One major benefit to .45 ACP’s low velocity is that it’s an ideal candidate for suppressed shooting. Suppressors (also referred to as “Silencers”) are NFA items, meaning you have to deal with the Bureau of Alcohol, Tobacco, Firearms and Explosives to purchase one. If you’re fine waiting months or even longer than a year, plus paying a $200 tax stamp to obtain a suppressor, you should strongly consider .45 ACP.
.45 ACP Stats:
- Typical Velocity Range: 830-1015 fps
- Typical Energy Range: 333-423 ft.lb
- Common Bullet Weights: 185 grain, 230 grain
- Bulk Brass Cased FMJ Ammo Price: $0.28-$0.34 per round
- Max Bullet Expansion: 1.00″ (in Lucky Gunner Tests)

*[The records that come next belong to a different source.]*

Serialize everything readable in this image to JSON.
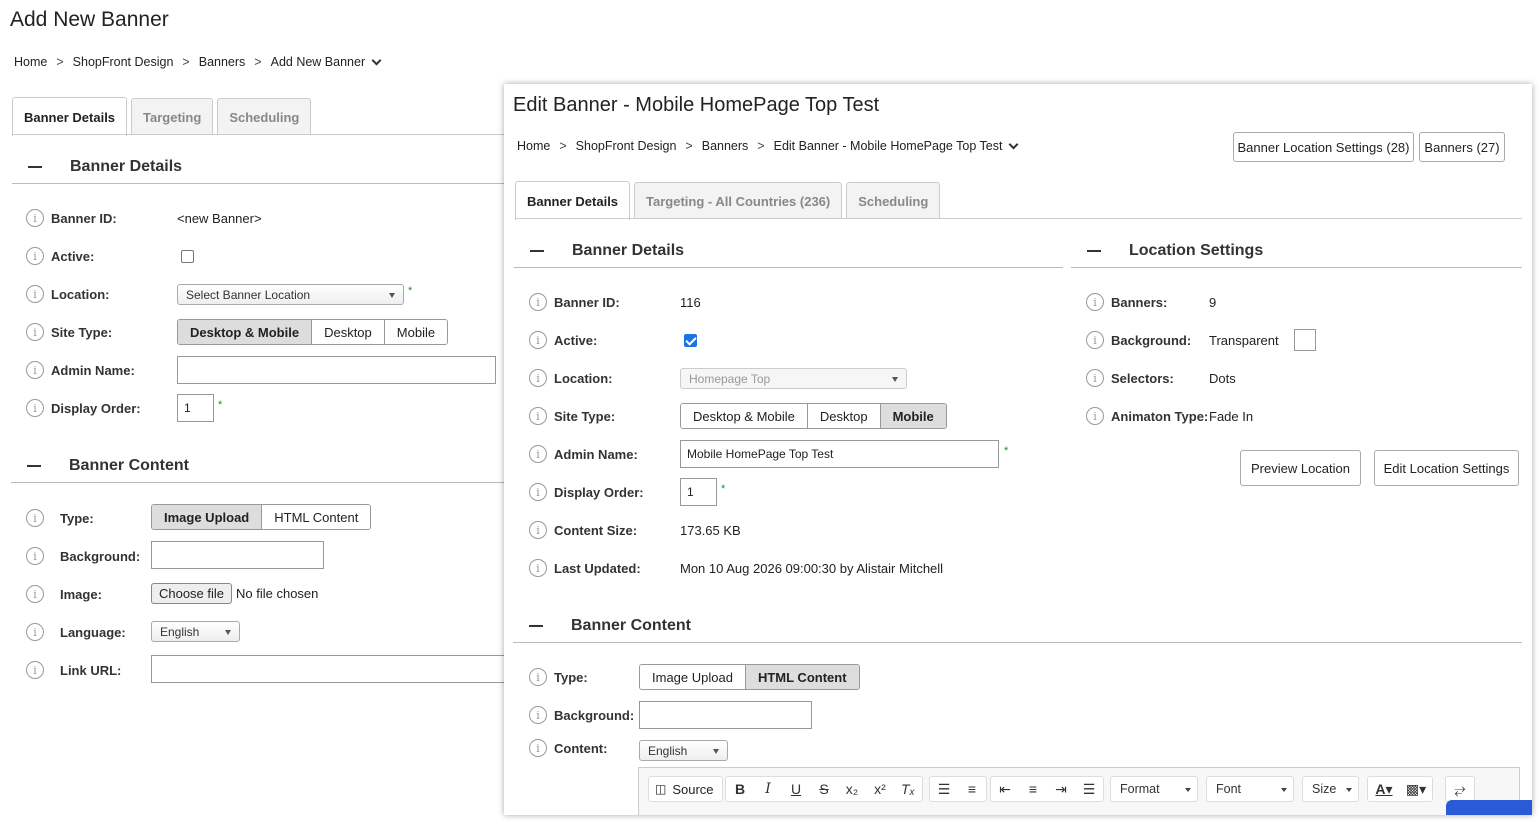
{
  "bg_page": {
    "title": "Add New Banner",
    "breadcrumb": [
      "Home",
      "ShopFront Design",
      "Banners",
      "Add New Banner"
    ],
    "tabs": [
      "Banner Details",
      "Targeting",
      "Scheduling"
    ],
    "details_section": "Banner Details",
    "fields": {
      "banner_id_label": "Banner ID:",
      "banner_id_value": "<new Banner>",
      "active_label": "Active:",
      "location_label": "Location:",
      "location_value": "Select Banner Location",
      "site_type_label": "Site Type:",
      "site_type_options": [
        "Desktop & Mobile",
        "Desktop",
        "Mobile"
      ],
      "admin_name_label": "Admin Name:",
      "display_order_label": "Display Order:",
      "display_order_value": "1"
    },
    "content_section": "Banner Content",
    "content": {
      "type_label": "Type:",
      "type_options": [
        "Image Upload",
        "HTML Content"
      ],
      "background_label": "Background:",
      "image_label": "Image:",
      "choose_file": "Choose file",
      "no_file": "No file chosen",
      "language_label": "Language:",
      "language_value": "English",
      "link_label": "Link URL:"
    },
    "required_mark": "*"
  },
  "modal": {
    "title": "Edit Banner - Mobile HomePage Top Test",
    "breadcrumb": [
      "Home",
      "ShopFront Design",
      "Banners",
      "Edit Banner - Mobile HomePage Top Test"
    ],
    "header_buttons": [
      "Banner Location Settings (28)",
      "Banners (27)"
    ],
    "tabs": [
      "Banner Details",
      "Targeting - All Countries (236)",
      "Scheduling"
    ],
    "details_section": "Banner Details",
    "fields": {
      "banner_id_label": "Banner ID:",
      "banner_id_value": "116",
      "active_label": "Active:",
      "location_label": "Location:",
      "location_value": "Homepage Top",
      "site_type_label": "Site Type:",
      "site_type_options": [
        "Desktop & Mobile",
        "Desktop",
        "Mobile"
      ],
      "admin_name_label": "Admin Name:",
      "admin_name_value": "Mobile HomePage Top Test",
      "display_order_label": "Display Order:",
      "display_order_value": "1",
      "content_size_label": "Content Size:",
      "content_size_value": "173.65 KB",
      "last_updated_label": "Last Updated:",
      "last_updated_value": "Mon 10 Aug 2026 09:00:30 by Alistair Mitchell"
    },
    "location_section": "Location Settings",
    "location": {
      "banners_label": "Banners:",
      "banners_value": "9",
      "background_label": "Background:",
      "background_value": "Transparent",
      "selectors_label": "Selectors:",
      "selectors_value": "Dots",
      "animation_label": "Animaton Type:",
      "animation_value": "Fade In",
      "preview_button": "Preview Location",
      "edit_button": "Edit Location Settings"
    },
    "content_section": "Banner Content",
    "content": {
      "type_label": "Type:",
      "type_options": [
        "Image Upload",
        "HTML Content"
      ],
      "background_label": "Background:",
      "content_label": "Content:",
      "language_value": "English"
    },
    "editor": {
      "source": "Source",
      "format": "Format",
      "font": "Font",
      "size": "Size"
    },
    "required_mark": "*"
  }
}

.38 Special is a revolver caliber that was commonly used by police until the 90s. As mentioned in our section on .40 S&W, the FBI ditched their revolvers chambered in .38 Special for the increased capacity offered by semi-automatic pistols.
You may find that you enjoy shooting revolvers, but I’d personally avoid this caliber for anything serious in favor of a pistol caliber and pistol. The magazine capacity and performance of 9mm or larger pistol calibers should make this a no-brainer.

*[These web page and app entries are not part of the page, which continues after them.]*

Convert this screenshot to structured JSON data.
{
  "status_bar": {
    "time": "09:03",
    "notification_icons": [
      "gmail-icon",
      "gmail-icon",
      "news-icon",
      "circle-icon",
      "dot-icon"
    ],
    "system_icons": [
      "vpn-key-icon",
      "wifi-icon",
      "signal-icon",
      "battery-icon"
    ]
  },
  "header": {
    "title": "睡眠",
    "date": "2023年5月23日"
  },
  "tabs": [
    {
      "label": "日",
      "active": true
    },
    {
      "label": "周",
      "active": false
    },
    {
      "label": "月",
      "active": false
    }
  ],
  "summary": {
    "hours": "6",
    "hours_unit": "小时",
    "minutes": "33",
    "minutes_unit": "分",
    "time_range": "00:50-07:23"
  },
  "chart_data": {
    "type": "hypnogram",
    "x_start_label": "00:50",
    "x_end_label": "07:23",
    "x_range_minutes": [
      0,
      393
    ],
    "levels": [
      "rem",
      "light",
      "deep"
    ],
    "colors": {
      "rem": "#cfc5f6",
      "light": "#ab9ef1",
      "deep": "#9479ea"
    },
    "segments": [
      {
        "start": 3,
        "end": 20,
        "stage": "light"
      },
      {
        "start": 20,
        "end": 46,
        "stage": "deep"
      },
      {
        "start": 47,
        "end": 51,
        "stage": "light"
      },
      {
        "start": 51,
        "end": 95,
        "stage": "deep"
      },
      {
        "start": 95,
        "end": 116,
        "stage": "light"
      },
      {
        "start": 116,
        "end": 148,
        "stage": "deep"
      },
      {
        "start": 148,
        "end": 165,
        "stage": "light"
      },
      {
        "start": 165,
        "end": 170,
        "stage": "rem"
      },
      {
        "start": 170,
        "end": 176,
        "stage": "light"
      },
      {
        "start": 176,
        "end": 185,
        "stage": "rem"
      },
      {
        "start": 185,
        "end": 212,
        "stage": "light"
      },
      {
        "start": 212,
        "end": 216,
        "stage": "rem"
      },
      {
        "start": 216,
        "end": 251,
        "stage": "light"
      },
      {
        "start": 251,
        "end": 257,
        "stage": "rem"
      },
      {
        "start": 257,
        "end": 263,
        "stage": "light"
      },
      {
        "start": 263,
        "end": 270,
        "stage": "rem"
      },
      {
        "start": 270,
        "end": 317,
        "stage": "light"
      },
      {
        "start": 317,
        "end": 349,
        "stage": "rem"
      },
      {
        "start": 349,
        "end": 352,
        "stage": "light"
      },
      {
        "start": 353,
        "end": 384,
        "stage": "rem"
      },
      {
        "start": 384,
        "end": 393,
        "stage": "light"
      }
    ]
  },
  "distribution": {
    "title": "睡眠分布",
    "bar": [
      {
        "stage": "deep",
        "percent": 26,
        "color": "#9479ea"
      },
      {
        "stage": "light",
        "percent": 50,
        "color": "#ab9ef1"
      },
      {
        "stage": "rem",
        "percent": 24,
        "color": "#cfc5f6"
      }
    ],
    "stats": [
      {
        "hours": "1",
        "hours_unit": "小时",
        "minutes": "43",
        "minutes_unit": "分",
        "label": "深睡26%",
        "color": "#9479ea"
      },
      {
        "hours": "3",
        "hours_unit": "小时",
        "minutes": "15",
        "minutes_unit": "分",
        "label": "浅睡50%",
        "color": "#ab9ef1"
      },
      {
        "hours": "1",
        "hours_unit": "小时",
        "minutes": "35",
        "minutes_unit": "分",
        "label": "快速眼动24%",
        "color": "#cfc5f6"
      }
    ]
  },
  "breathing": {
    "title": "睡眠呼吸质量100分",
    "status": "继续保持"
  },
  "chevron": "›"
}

As is clear by this point, I’m not a fan of revolvers, but the manageable recoil of .38 Special does make it a reasonable choice for introducing new shooters to firearms.

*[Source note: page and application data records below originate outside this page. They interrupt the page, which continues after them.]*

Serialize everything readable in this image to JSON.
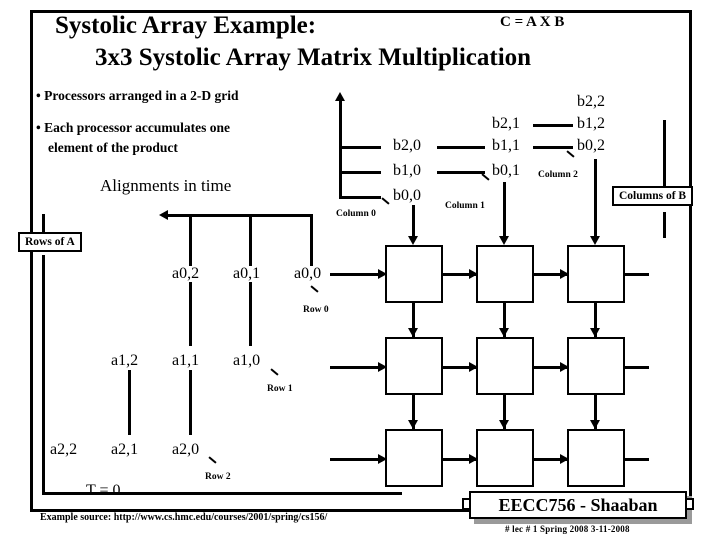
{
  "slide": {
    "title_line1": "Systolic Array  Example:",
    "title_line2": "3x3 Systolic Array Matrix Multiplication",
    "equation": "C = A X B",
    "bullets": [
      "• Processors arranged in a 2-D grid",
      "• Each processor accumulates one",
      "element of the product"
    ],
    "alignments_label": "Alignments in time",
    "rows_of_a_label": "Rows of A",
    "columns_of_b_label": "Columns of B",
    "time_label": "T = 0",
    "source_note": "Example source:  http://www.cs.hmc.edu/courses/2001/spring/cs156/"
  },
  "matrix_b": {
    "column_labels": [
      "Column 0",
      "Column 1",
      "Column 2"
    ],
    "values": {
      "col0": [
        "b2,0",
        "b1,0",
        "b0,0"
      ],
      "col1": [
        "b2,1",
        "b1,1",
        "b0,1"
      ],
      "col2": [
        "b2,2",
        "b1,2",
        "b0,2"
      ]
    }
  },
  "matrix_a": {
    "row_labels": [
      "Row 0",
      "Row 1",
      "Row 2"
    ],
    "values": {
      "row0": [
        "a0,2",
        "a0,1",
        "a0,0"
      ],
      "row1": [
        "a1,2",
        "a1,1",
        "a1,0"
      ],
      "row2": [
        "a2,2",
        "a2,1",
        "a2,0"
      ]
    }
  },
  "grid": {
    "rows": 3,
    "cols": 3,
    "cells": [
      "",
      "",
      "",
      "",
      "",
      "",
      "",
      "",
      ""
    ]
  },
  "footer": {
    "badge": "EECC756 - Shaaban",
    "meta": "#  lec # 1     Spring 2008    3-11-2008"
  },
  "colors": {
    "ink": "#000000",
    "paper": "#ffffff",
    "badge_shadow": "#9a9a9a"
  }
}
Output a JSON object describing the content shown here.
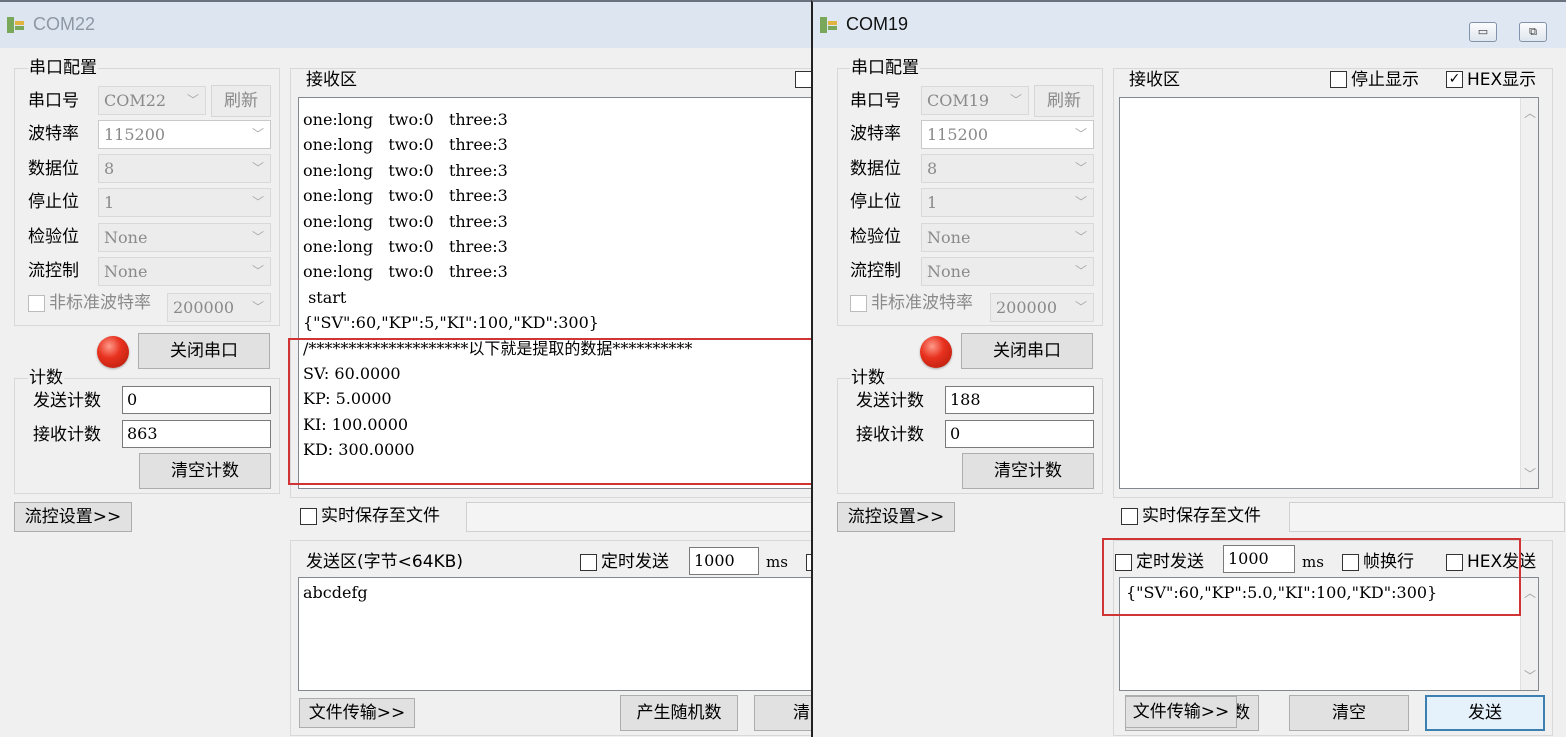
{
  "windows": [
    {
      "title": "COM22",
      "serial_config": {
        "group_label": "串口配置",
        "port_label": "串口号",
        "port_value": "COM22",
        "refresh_label": "刷新",
        "baud_label": "波特率",
        "baud_value": "115200",
        "databits_label": "数据位",
        "databits_value": "8",
        "stopbits_label": "停止位",
        "stopbits_value": "1",
        "parity_label": "检验位",
        "parity_value": "None",
        "flow_label": "流控制",
        "flow_value": "None",
        "nonstd_label": "非标准波特率",
        "nonstd_value": "200000",
        "close_port_label": "关闭串口"
      },
      "counter": {
        "group_label": "计数",
        "send_label": "发送计数",
        "send_value": "0",
        "recv_label": "接收计数",
        "recv_value": "863",
        "clear_label": "清空计数"
      },
      "flow_settings_label": "流控设置>>",
      "receive": {
        "label": "接收区",
        "lines": [
          "one:long   two:0   three:3",
          "one:long   two:0   three:3",
          "one:long   two:0   three:3",
          "one:long   two:0   three:3",
          "one:long   two:0   three:3",
          "one:long   two:0   three:3",
          "one:long   two:0   three:3",
          " start",
          "{\"SV\":60,\"KP\":5,\"KI\":100,\"KD\":300}",
          "/********************以下就是提取的数据**********",
          "SV: 60.0000",
          "KP: 5.0000",
          "KI: 100.0000",
          "KD: 300.0000"
        ]
      },
      "save_to_file_label": "实时保存至文件",
      "send": {
        "label": "发送区(字节<64KB)",
        "timed_send_label": "定时发送",
        "interval_value": "1000",
        "interval_unit": "ms",
        "text": "abcdefg"
      },
      "bottom": {
        "file_transfer_label": "文件传输>>",
        "random_label": "产生随机数",
        "clear_partial": "清"
      }
    },
    {
      "title": "COM19",
      "title_buttons": {
        "minimize": "▭",
        "restore": "⧉"
      },
      "serial_config": {
        "group_label": "串口配置",
        "port_label": "串口号",
        "port_value": "COM19",
        "refresh_label": "刷新",
        "baud_label": "波特率",
        "baud_value": "115200",
        "databits_label": "数据位",
        "databits_value": "8",
        "stopbits_label": "停止位",
        "stopbits_value": "1",
        "parity_label": "检验位",
        "parity_value": "None",
        "flow_label": "流控制",
        "flow_value": "None",
        "nonstd_label": "非标准波特率",
        "nonstd_value": "200000",
        "close_port_label": "关闭串口"
      },
      "counter": {
        "group_label": "计数",
        "send_label": "发送计数",
        "send_value": "188",
        "recv_label": "接收计数",
        "recv_value": "0",
        "clear_label": "清空计数"
      },
      "flow_settings_label": "流控设置>>",
      "receive": {
        "label": "接收区",
        "stop_display_label": "停止显示",
        "hex_display_label": "HEX显示",
        "hex_display_checked": "✓"
      },
      "save_to_file_label": "实时保存至文件",
      "send": {
        "timed_send_label": "定时发送",
        "interval_value": "1000",
        "interval_unit": "ms",
        "frame_newline_label": "帧换行",
        "hex_send_label": "HEX发送",
        "text": "{\"SV\":60,\"KP\":5.0,\"KI\":100,\"KD\":300}"
      },
      "bottom": {
        "file_transfer_label": "文件传输>>",
        "partial_label": "数",
        "clear_label": "清空",
        "send_label": "发送"
      }
    }
  ],
  "colors": {
    "highlight_box": "#d03434",
    "led": "#e8321f",
    "accent": "#3c7fb1"
  }
}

.38 Special Stats:
- Typical Velocity Range: 760-950 fps
- Typical Energy Range: 333-423 ft.lb
- Common Bullet Weights: 110 grain, 125 grain, 130 grain, 158 grain
- Bulk Brass Cased FMJ Ammo Price: $0.27-$0.38 per round
- Max Bullet Expansion: 0.73″ (in Lucky Gunner Tests)
.357 Magnum is the first caliber on this list that can start to be no fun to shoot, particularly with small revolvers. As you’ll see in the stats below, there’s a big jump in its velocity and energy compared to other calibers.
You can also shoot .38 Special in .357 Magnum revolvers, but you can NOT shoot .357 in a revolver designed for .38. Since .38 Special can be significantly cheaper than .357, many people shoot it at the range from .357 revolvers.
As is the case with all revolvers, capacity is an issue, but .357 Magnum starts to pack enough punch for protection against large animals.
.357 Magnum Stats:
- Typical Velocity Range: 1200-1500 fps
- Typical Energy Range: 505-759 ft.lb
- Common Bullet Weights: 125 grain, 158 grain
- Bulk Brass Cased FMJ Ammo Price: $0.35-$0.64 per round
- Max Bullet Expansion: 0.75″ (in Lucky Gunner Tests)
At the risk of catching heat for this from you readers, .44 Magnum is the first caliber on this list that I don’t particularly enjoy shooting. The recoil of .44 Mag is enough that I don’t want to be shooting it all day at the range.
It is, however, the first revolver caliber that I’d seriously consider using for defense against animals like bears. AmmoLand found 12 reported cases of people using .44 Mag to protect themselves from bears, all of which were successful. It was also the most common caliber used in defending bear attacks.
.44 Magnum Stats:
- Typical Velocity Range: 1180-1750 fps
- Typical Energy Range: 742-1224 ft.lb
- Common Bullet Weights: 180 grain, 200 grain, 240 grain, 300 grain
- Bulk Brass Cased FMJ Ammo Price: $0.56+ per round
Even Larger Calibers
For protection against bears or just attempting to look cool at the range, there are handgun calibers even more powerful than .44 Magnum.
.454 Casull, .50 AE, and .500 Magnum are all options if you hate your hands and your wallet. .500 Magnum can pack well over 2,000 ft.lb of muzzle energy.
That wraps up our list of the most popular handgun calibers.
For most people buying their first handgun for target shooting and self-defense, you generally can’t go wrong with 9mm. With that said, it’s always best to try out different options.
.40 S&W and .45 ACP are the most common larger calibers for self-defense, while large revolver calibers like .44 Magnum are excellent for protection against large animals.
Last to note, despite not being a very good choice for self-defense, .22 Long Rifle is a fantastic caliber for shooting both handguns and rifles on a budget.